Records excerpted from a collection
□ □ □ □ □

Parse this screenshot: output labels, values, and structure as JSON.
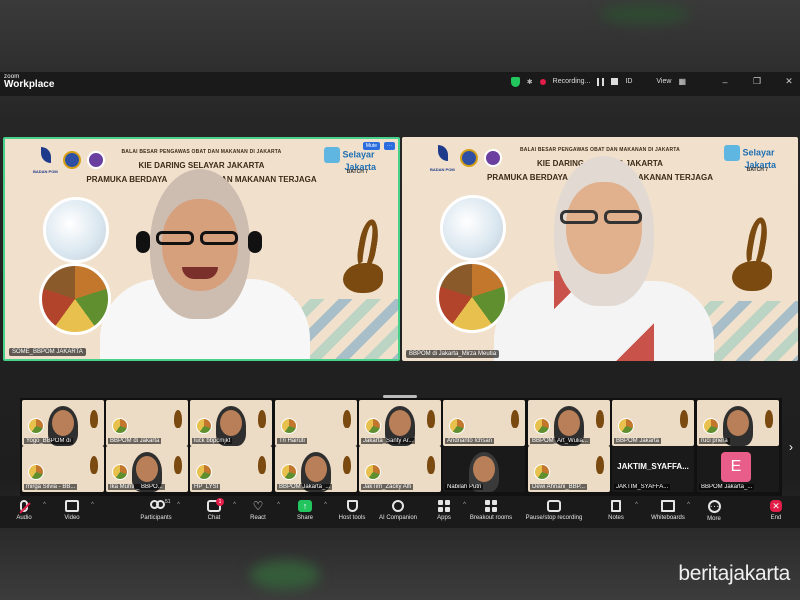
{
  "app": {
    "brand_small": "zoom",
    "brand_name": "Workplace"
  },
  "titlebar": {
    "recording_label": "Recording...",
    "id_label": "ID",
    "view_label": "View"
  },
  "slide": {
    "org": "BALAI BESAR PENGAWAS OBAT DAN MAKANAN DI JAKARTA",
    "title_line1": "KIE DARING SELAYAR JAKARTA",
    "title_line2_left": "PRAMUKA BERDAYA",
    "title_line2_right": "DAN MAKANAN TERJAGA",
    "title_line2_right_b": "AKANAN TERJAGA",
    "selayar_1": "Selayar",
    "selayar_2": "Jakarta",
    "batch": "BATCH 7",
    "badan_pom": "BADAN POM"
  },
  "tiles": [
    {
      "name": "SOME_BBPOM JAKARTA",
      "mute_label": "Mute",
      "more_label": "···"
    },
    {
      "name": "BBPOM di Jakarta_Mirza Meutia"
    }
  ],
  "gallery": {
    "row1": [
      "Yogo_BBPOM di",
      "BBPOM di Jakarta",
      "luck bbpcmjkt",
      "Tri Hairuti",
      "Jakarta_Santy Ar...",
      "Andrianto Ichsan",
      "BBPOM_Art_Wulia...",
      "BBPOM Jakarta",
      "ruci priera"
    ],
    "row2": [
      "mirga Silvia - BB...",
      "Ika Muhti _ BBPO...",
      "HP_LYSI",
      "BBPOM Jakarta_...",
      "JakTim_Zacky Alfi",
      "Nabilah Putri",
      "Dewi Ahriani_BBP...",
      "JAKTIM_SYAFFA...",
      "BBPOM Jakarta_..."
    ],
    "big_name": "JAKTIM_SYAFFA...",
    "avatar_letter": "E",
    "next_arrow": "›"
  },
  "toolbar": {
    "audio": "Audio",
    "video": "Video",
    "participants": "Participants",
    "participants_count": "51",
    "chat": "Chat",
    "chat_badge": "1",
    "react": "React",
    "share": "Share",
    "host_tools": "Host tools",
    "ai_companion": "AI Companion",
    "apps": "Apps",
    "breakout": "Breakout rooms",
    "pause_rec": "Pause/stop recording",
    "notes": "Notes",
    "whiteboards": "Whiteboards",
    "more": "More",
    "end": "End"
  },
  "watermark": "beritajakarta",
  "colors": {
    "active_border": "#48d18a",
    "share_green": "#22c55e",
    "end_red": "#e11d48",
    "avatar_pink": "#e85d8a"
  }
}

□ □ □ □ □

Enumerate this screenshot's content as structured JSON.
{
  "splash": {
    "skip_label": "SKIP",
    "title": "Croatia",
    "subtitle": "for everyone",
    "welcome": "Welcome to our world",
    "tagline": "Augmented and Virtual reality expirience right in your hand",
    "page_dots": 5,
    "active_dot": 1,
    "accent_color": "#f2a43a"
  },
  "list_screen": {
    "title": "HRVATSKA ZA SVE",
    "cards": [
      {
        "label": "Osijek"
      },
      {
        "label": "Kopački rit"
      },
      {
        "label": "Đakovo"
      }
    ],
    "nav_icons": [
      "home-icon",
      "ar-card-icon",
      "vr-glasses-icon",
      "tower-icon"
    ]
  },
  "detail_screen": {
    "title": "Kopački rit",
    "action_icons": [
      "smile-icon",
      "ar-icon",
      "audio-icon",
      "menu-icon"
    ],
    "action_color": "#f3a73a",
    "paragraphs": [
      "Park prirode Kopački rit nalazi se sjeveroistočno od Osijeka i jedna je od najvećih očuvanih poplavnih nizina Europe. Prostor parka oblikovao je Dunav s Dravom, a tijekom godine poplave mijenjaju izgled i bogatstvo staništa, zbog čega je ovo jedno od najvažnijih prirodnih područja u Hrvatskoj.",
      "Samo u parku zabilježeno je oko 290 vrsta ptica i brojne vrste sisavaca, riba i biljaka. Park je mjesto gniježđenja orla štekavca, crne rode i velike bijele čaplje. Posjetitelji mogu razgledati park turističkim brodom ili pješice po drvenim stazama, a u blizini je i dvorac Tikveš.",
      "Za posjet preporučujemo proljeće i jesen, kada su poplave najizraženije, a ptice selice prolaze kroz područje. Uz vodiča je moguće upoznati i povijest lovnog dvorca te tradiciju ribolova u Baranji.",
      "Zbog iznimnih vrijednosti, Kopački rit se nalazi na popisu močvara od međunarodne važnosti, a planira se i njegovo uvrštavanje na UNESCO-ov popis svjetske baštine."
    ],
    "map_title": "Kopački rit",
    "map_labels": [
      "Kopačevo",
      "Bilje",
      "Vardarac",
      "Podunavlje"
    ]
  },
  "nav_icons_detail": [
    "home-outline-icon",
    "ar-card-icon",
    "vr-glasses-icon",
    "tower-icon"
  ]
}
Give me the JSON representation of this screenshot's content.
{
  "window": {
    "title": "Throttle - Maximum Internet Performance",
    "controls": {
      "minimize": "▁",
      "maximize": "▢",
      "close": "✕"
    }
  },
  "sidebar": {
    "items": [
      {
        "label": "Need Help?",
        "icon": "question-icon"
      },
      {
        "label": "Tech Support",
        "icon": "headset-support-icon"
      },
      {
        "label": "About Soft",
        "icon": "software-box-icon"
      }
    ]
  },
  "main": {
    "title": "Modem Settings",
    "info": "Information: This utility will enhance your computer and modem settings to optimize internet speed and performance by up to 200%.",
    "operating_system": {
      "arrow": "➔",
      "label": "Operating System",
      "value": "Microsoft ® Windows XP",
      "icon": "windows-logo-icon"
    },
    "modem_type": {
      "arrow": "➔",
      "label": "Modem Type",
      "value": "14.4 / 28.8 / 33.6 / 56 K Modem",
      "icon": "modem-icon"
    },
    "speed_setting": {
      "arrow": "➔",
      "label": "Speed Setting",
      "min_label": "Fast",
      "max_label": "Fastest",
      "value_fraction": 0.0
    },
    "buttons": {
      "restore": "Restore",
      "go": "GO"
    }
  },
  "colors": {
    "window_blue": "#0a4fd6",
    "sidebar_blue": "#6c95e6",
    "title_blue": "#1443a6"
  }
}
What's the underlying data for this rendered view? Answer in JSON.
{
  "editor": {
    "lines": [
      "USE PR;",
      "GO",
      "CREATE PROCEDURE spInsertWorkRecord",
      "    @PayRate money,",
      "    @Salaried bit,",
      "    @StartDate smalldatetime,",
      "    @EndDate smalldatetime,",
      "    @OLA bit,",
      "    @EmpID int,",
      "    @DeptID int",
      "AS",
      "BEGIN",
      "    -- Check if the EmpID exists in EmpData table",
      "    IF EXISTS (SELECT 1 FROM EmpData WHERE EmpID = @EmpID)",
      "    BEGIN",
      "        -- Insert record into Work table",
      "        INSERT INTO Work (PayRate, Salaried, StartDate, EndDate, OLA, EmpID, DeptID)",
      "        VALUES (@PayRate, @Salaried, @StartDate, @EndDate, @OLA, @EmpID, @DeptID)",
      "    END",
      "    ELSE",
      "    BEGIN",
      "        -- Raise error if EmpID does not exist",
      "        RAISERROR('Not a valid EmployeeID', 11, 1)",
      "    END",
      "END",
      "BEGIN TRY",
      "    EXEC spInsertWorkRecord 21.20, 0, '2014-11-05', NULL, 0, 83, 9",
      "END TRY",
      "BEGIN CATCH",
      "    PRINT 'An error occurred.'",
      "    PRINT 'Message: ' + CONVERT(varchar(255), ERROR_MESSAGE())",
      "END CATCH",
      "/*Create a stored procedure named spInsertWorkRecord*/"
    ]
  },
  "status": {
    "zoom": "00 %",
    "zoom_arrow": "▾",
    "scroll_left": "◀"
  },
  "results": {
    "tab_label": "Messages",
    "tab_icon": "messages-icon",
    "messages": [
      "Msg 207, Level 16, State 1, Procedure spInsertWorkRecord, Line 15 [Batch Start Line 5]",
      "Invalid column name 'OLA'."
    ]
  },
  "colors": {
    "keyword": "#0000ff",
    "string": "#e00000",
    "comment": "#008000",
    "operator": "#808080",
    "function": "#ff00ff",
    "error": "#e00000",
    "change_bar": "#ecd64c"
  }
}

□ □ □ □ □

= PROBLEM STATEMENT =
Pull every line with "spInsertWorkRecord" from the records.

= ANSWER TO THIS EXERCISE =
      "CREATE PROCEDURE spInsertWorkRecord",
      "    EXEC spInsertWorkRecord 21.20, 0, '2014-11-05', NULL, 0, 83, 9",
      "/*Create a stored procedure named spInsertWorkRecord*/"
      "Msg 207, Level 16, State 1, Procedure spInsertWorkRecord, Line 15 [Batch Start Line 5]",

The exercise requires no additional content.